The importance of GEPs for academic organisations

Gender Equality, as defined within the context of the UN SDGs and the priorities of UNESCO, is a core humanitarian and contemporary concern related to individuals’ welfare. Within the final decades, the goal of gender equality has also been receiving increased attention within the European Community, with the European Commission (EC) introducing systematic gender policy interventions, strategies, and declarations in the European Research Area (ERA). The EC interventions mostly address research performing organisations (RPOs) and the development of inclusive Gender Equality Plans within EC-funded projects. In fact, the development of GEPs within funded projects had its starting point during Framework Programme 7 (FP7) and was intensified during Horizon 2020 (H2020). Then, the current funding scheme of Horizon Europe (HE) further made the existence of GEPs a mandatory requirement for the RPOs to be eligible for funding. As for the relevant EU strategies and declarations, they enhance the pursuit of gender equality in the ERA through concrete indications and suggestions. A few indicative strategies and declarations are the following: Gender Equality Strategy 2020-2025; Ljubljana Declaration for Gender Equality in Research and Innovation; the ERAC position paper on the future gender equality priority in the European Research Area 2020-2030; the broader ERA policy agenda 2022-2024 that includes actions for promoting gender equality and fostering inclusiveness.

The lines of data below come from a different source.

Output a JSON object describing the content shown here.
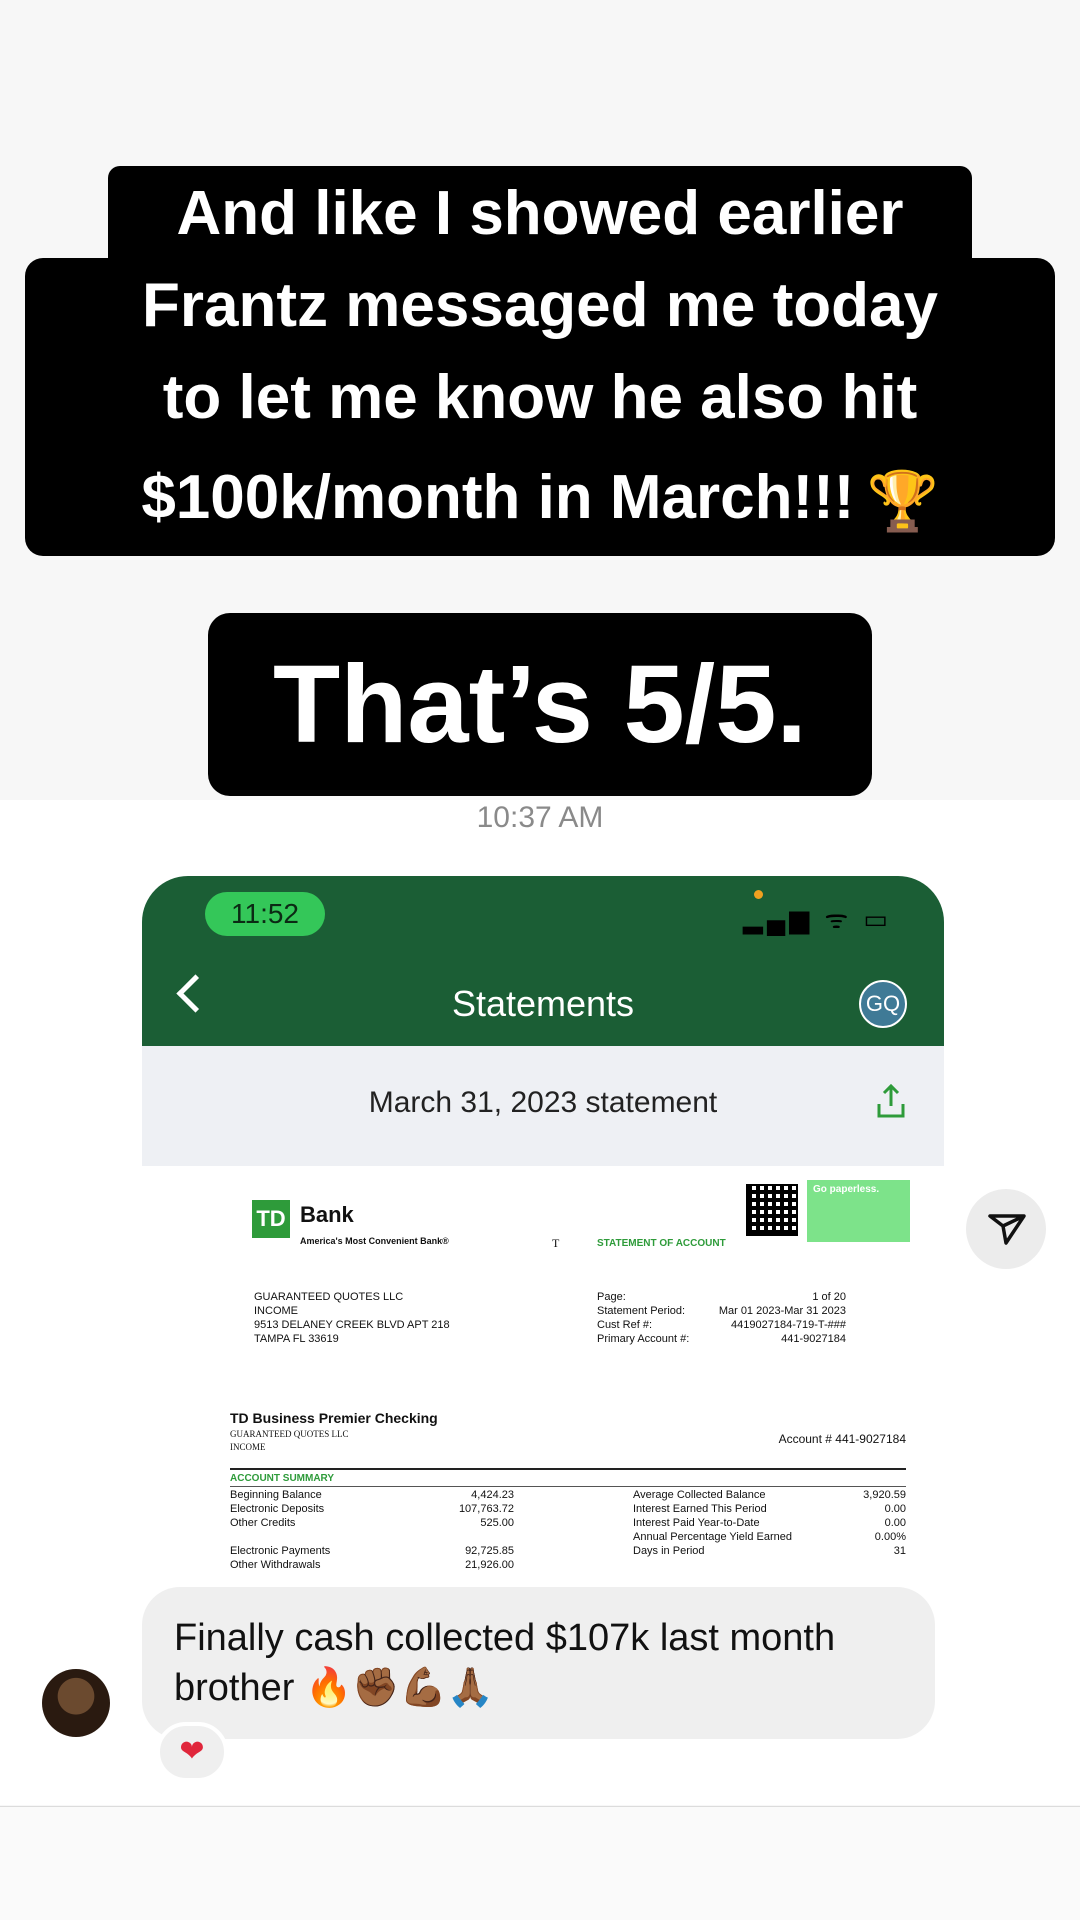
{
  "caption": {
    "line1": "And like I showed earlier",
    "line2": "Frantz messaged me today",
    "line3": "to let me know he also hit",
    "line4": "$100k/month in March!!!",
    "trophy": "🏆",
    "line5": "That’s 5/5."
  },
  "chat": {
    "timestamp": "10:37 AM",
    "message": "Finally cash collected $107k last month brother 🔥✊🏾💪🏾🙏🏾",
    "reaction": "❤"
  },
  "phone": {
    "status_time": "11:52",
    "status_icons": "▂▄▆ ᯤ ▭",
    "title": "Statements",
    "avatar_initials": "GQ",
    "statement_title": "March 31, 2023 statement"
  },
  "document": {
    "logo": "TD",
    "bank_name": "Bank",
    "tagline": "America's Most Convenient Bank®",
    "t_mark": "T",
    "statement_label": "STATEMENT OF ACCOUNT",
    "paperless": "Go paperless.",
    "address": [
      "GUARANTEED QUOTES LLC",
      "INCOME",
      "9513 DELANEY CREEK BLVD APT 218",
      "TAMPA FL  33619"
    ],
    "meta_labels": [
      "Page:",
      "Statement Period:",
      "Cust Ref #:",
      "Primary Account #:"
    ],
    "meta_values": [
      "1 of 20",
      "Mar 01 2023-Mar 31 2023",
      "4419027184-719-T-###",
      "441-9027184"
    ],
    "checking_title": "TD Business Premier Checking",
    "checking_sub": [
      "GUARANTEED QUOTES LLC",
      "INCOME"
    ],
    "account_number": "Account # 441-9027184",
    "account_summary": "ACCOUNT SUMMARY",
    "summary_labels": [
      "Beginning Balance",
      "Electronic Deposits",
      "Other Credits"
    ],
    "summary_values": [
      "4,424.23",
      "107,763.72",
      "525.00"
    ],
    "summary_labels2": [
      "Average Collected Balance",
      "Interest Earned This Period",
      "Interest Paid Year-to-Date",
      "Annual Percentage Yield Earned",
      "Days in Period"
    ],
    "summary_values2": [
      "3,920.59",
      "0.00",
      "0.00",
      "0.00%",
      "31"
    ],
    "payment_labels": [
      "Electronic Payments",
      "Other Withdrawals"
    ],
    "payment_values": [
      "92,725.85",
      "21,926.00"
    ]
  }
}
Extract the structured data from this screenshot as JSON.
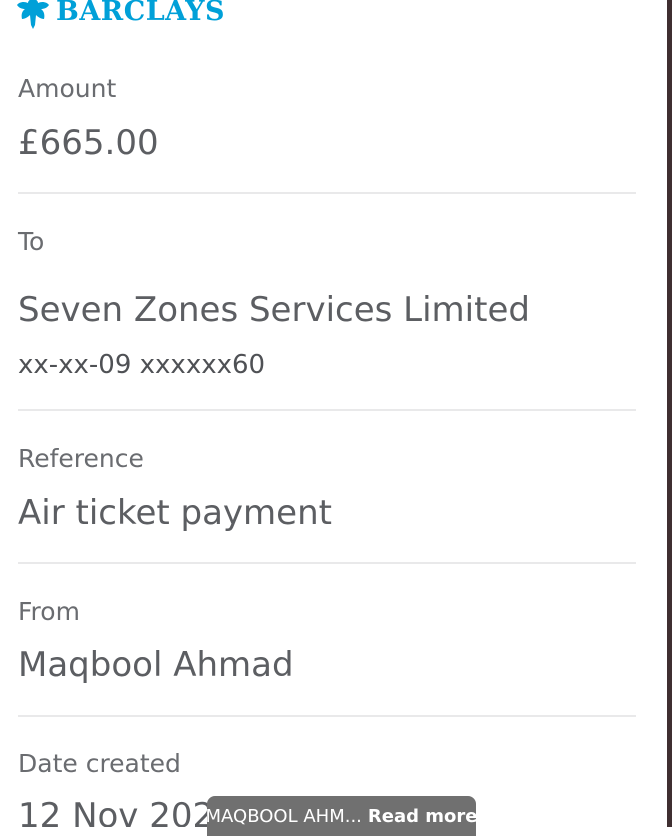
{
  "brand": {
    "name": "BARCLAYS",
    "color": "#00a0d8",
    "icon": "eagle-logo-icon"
  },
  "amount": {
    "label": "Amount",
    "value": "£665.00"
  },
  "to": {
    "label": "To",
    "name": "Seven Zones Services Limited",
    "account": "xx-xx-09 xxxxxx60"
  },
  "reference": {
    "label": "Reference",
    "value": "Air ticket payment"
  },
  "from": {
    "label": "From",
    "value": "Maqbool Ahmad"
  },
  "date_created": {
    "label": "Date created",
    "value": "12 Nov 2024 · 12:11"
  },
  "toast": {
    "text": "MAQBOOL AHM...",
    "action": "Read more"
  }
}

Proceeding to the organisational GEPs, they constitute a powerful ‘tool’ for pursuing and achieving organisational change from a gender perspective. They build on gender-related concepts and principles, setting the basis for their integration and consequent institutionalization throughout the organisation. GEPs developed by European organisations in recent years also go a step beyond the binary meaning of gender equality, and build on the concepts of diversity, inclusion, intersectionality, and gender mainstreaming in organisational structures and processes. Relevant awareness is thus raised throughout the organisation, and individuals gradually understand that gender equality is a more multi-layered issue than initially assumed.

The multi-layered nature of gender equality is even more prominent in academic organisations, which are additionally associated with the concept of excellence. The value and recognition of a researcher is traditionally measured using as criteria the following: concrete impact on a scientific progress; citation score; the number of publications; international recognition; the impact of the scientific reviews in which they were published. However, there are social conditions potentially influencing the quality of those criteria (gender, age, social class, race, sexual orientation), indicating that gender-bias and social inequalities may have an impact on the perception of excellence. The RESET project suggests that a reflexive, inclusive, impact-driven and societally relevant definition of scientific excellence needs to be developed through their organisational GEPs, for ensuring fairness and meritocracy in the measurement of excellence.

As for the structure and content of the GEPs, they address specific thematic areas reflecting core gender-related challenges. Each thematic area consists of specific actions to be implemented throughout the organisation. Based on the RESET experience, the implementation of inclusive GEPs in academic organisations can highly contribute to addressing challenges with respect to the following: horizontal and vertical segregation; career progression; leadership issues; integration of the gender dimension in research and teaching; discrimination and inclusive communication. It has been additionally noticed that systematic efforts to address organisational (in)equality can create a positive ‘noise’ in the organisation; this noise can function as a source of information, encouraging individuals to discuss and contemplate on gender (in)equality, ultimately helping them in deconstructing gender stereotypes and gender norms. In other words, it can function as a factor mitigating gender blindness within the organisation.

Finally, the RESET experience suggests that well-planned GEPs constitute a cornerstone in the change process of academic organisations. Nevertheless, complementary activities are needed for ensuring a robust GEP implementation and operationalization, and successful change. Such activities refer to monitoring and evaluation frameworks providing a realistic account of achievements, failures, and emergent organisational needs, as well as to regular and context-based updates of the GEPs. Occasionally, new ‘disruptive’ activities may also be needed in order to reach significant and ‘disruptive’ advances.


This is a nice summary of GEPs!